When Kweisi Mfume officially took the helm of the NAACP last February, the former Maryland congressman had two immediate tasks. One was to revive lagging interest in the civil rights organization. The other more tangible problem was to eliminate a long-standing $3.2 million debt, and submit a balanced budget to the national board of directors to help put the NAACP back in the black for the first time in years. While the verdict is still out on the first problem, Mfume recently announced that the organization expected to have its first budget surplus by the end of 1996.
With a cash influx from last year’s national convention and annual Image Awards ceremony–which brought in $900,000 and $400,000, respectively– Mfume says he was also able to pull in $1 million through contributions. Several contributors donated $100,000, while another group of investors, including Black Enterprise, Essence, Ebony and Burrell Communications, formed a consortium that gave $125,000.
“I went to everyone I could find to get contributions,” says Mfume. “I believe that people are willing to invest because they saw that we were serious about taking care of our problems and getting back on track.”
The organization also renegotiated some of the contracts and leases on a number of their offices across the country, worked with creditors to secure the lowest possible interest rates on the money owed and sought an increased volume of $15, $25 and $50 donations.
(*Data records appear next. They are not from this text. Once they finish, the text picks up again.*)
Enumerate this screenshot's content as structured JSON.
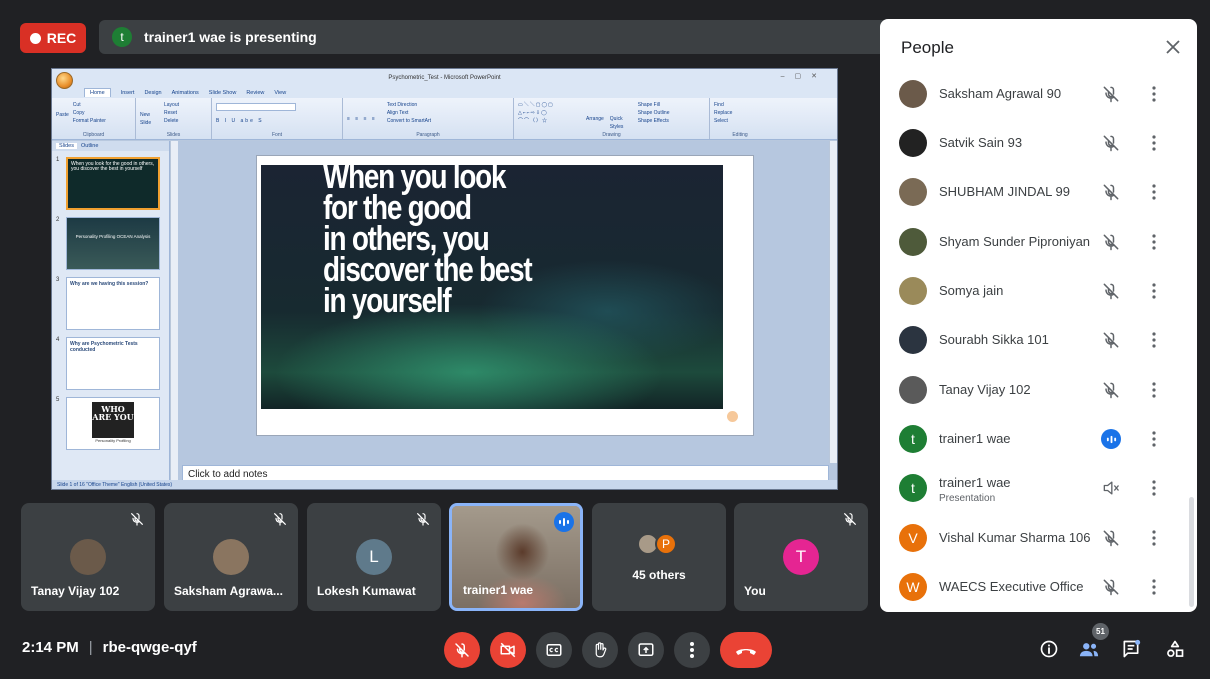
{
  "recording": {
    "label": "REC",
    "color": "#d93025"
  },
  "presenting_bar": {
    "avatar_initial": "t",
    "text": "trainer1 wae is presenting"
  },
  "shared_screen": {
    "window_title": "Psychometric_Test - Microsoft PowerPoint",
    "ribbon_tabs": [
      "Home",
      "Insert",
      "Design",
      "Animations",
      "Slide Show",
      "Review",
      "View"
    ],
    "ribbon_groups": {
      "clipboard": {
        "label": "Clipboard",
        "items": [
          "Cut",
          "Copy",
          "Format Painter"
        ],
        "paste": "Paste"
      },
      "slides": {
        "label": "Slides",
        "items": [
          "Layout",
          "Reset",
          "Delete"
        ],
        "new_slide": "New Slide"
      },
      "font": {
        "label": "Font"
      },
      "paragraph": {
        "label": "Paragraph",
        "items": [
          "Text Direction",
          "Align Text",
          "Convert to SmartArt"
        ]
      },
      "drawing": {
        "label": "Drawing",
        "items": [
          "Shape Fill",
          "Shape Outline",
          "Shape Effects"
        ],
        "arrange": "Arrange",
        "quick_styles": "Quick Styles"
      },
      "editing": {
        "label": "Editing",
        "items": [
          "Find",
          "Replace",
          "Select"
        ]
      }
    },
    "panel_tabs": [
      "Slides",
      "Outline"
    ],
    "thumbnails": [
      {
        "num": "1",
        "text": "When you look for the good in others, you discover the best in yourself"
      },
      {
        "num": "2",
        "text": "Personality Profiling OCEAN Analysis"
      },
      {
        "num": "3",
        "text": "Why are we having this session?"
      },
      {
        "num": "4",
        "text": "Why are Psychometric Tests conducted"
      },
      {
        "num": "5",
        "text": "WHO ARE YOU",
        "subtext": "Personality Profiling"
      }
    ],
    "slide_text": [
      "When you look",
      "for the good",
      "in others, you",
      "discover the best",
      "in yourself"
    ],
    "notes_placeholder": "Click to add notes",
    "status_bar": "Slide 1 of 16   \"Office Theme\"   English (United States)"
  },
  "tiles": [
    {
      "name": "Tanay Vijay 102",
      "muted": true,
      "avatar": "photo"
    },
    {
      "name": "Saksham Agrawa...",
      "muted": true,
      "avatar": "photo"
    },
    {
      "name": "Lokesh Kumawat",
      "muted": true,
      "initial": "L",
      "color": "#5f7a8b"
    },
    {
      "name": "trainer1 wae",
      "muted": false,
      "speaking": true
    },
    {
      "name": "45 others",
      "initial": "P",
      "color": "#e8710a"
    },
    {
      "name": "You",
      "muted": true,
      "initial": "T",
      "color": "#e52592"
    }
  ],
  "meeting": {
    "time": "2:14 PM",
    "separator": "|",
    "code": "rbe-qwge-qyf"
  },
  "controls": [
    "mic-off",
    "camera-off",
    "captions",
    "raise-hand",
    "present",
    "more",
    "end-call"
  ],
  "participant_count": "51",
  "people_panel": {
    "title": "People",
    "people": [
      {
        "name": "Saksham Agrawal 90",
        "avatar": "photo",
        "color": "#6b5a4a"
      },
      {
        "name": "Satvik Sain 93",
        "avatar": "photo",
        "color": "#222222"
      },
      {
        "name": "SHUBHAM JINDAL 99",
        "avatar": "photo",
        "color": "#7a6a55"
      },
      {
        "name": "Shyam Sunder Piproniyan",
        "avatar": "photo",
        "color": "#4e5a3a"
      },
      {
        "name": "Somya jain",
        "avatar": "photo",
        "color": "#9a8a5a"
      },
      {
        "name": "Sourabh Sikka 101",
        "avatar": "photo",
        "color": "#2b3440"
      },
      {
        "name": "Tanay Vijay 102",
        "avatar": "photo",
        "color": "#5a5a5a"
      },
      {
        "name": "trainer1 wae",
        "initial": "t",
        "color": "#1e7e34",
        "speaking": true
      },
      {
        "name": "trainer1 wae",
        "sub": "Presentation",
        "initial": "t",
        "color": "#1e7e34",
        "presentation": true
      },
      {
        "name": "Vishal Kumar Sharma 106",
        "initial": "V",
        "color": "#e8710a"
      },
      {
        "name": "WAECS Executive Office",
        "initial": "W",
        "color": "#e8710a"
      }
    ]
  }
}
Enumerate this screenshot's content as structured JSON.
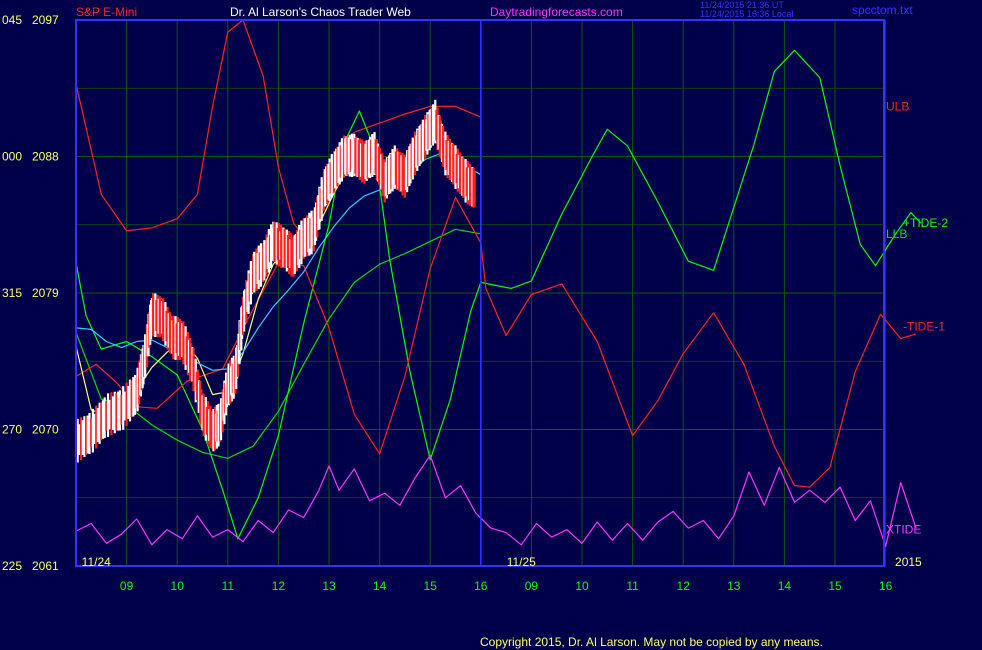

“The fact that the NAACP has retired its debt is more of a psychological than a tangible shift,” says Professor Alvin Thornton, chairman of the Howard University Political Science Department. “Now they can begin to be perceived as dealing with substantive issues, instead of internal fiscal crises.